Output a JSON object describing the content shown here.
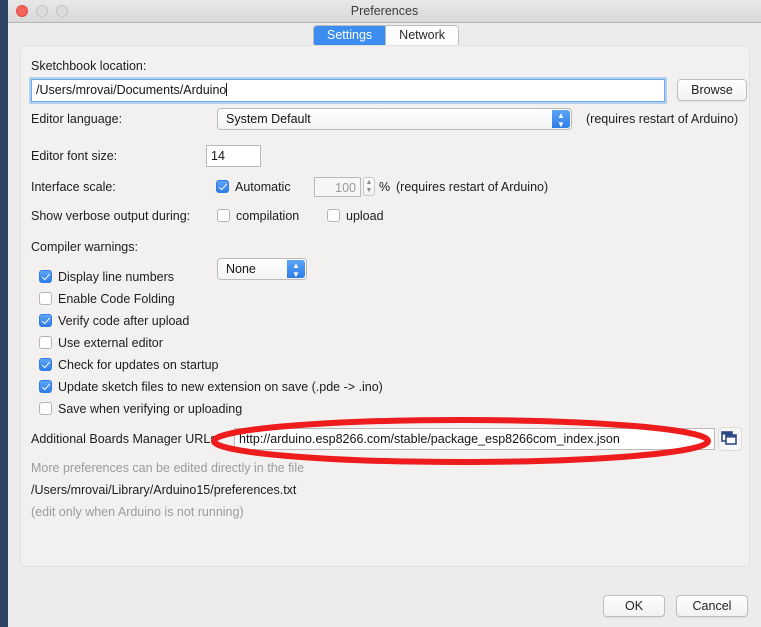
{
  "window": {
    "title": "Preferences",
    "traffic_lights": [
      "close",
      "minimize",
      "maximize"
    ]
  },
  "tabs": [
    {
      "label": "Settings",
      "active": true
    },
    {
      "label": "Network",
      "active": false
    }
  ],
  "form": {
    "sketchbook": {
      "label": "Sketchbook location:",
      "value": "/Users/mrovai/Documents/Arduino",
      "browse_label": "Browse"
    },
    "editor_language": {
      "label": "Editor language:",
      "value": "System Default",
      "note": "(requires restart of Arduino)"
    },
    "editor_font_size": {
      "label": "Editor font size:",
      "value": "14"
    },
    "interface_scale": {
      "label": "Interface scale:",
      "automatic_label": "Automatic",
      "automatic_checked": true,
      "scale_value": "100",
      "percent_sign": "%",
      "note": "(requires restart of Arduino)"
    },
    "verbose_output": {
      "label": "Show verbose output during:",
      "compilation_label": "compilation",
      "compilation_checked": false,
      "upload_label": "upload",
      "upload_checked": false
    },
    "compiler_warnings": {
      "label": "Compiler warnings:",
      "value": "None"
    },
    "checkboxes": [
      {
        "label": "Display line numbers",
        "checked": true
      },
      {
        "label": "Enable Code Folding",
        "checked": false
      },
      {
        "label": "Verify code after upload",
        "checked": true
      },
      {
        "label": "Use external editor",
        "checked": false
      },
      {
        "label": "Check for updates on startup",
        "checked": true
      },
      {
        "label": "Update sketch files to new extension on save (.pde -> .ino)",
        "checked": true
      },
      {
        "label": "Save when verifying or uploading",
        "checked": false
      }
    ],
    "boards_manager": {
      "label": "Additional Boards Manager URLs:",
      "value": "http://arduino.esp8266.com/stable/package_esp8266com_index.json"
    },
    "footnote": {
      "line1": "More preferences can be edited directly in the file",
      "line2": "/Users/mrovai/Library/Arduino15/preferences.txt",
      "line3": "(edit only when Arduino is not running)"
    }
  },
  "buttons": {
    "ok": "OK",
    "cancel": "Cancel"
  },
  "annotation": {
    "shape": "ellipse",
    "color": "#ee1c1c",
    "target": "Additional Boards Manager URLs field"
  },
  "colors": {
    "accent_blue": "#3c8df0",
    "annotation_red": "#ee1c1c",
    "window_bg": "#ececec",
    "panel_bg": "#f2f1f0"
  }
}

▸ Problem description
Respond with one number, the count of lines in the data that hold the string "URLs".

▸ Reply to the task
2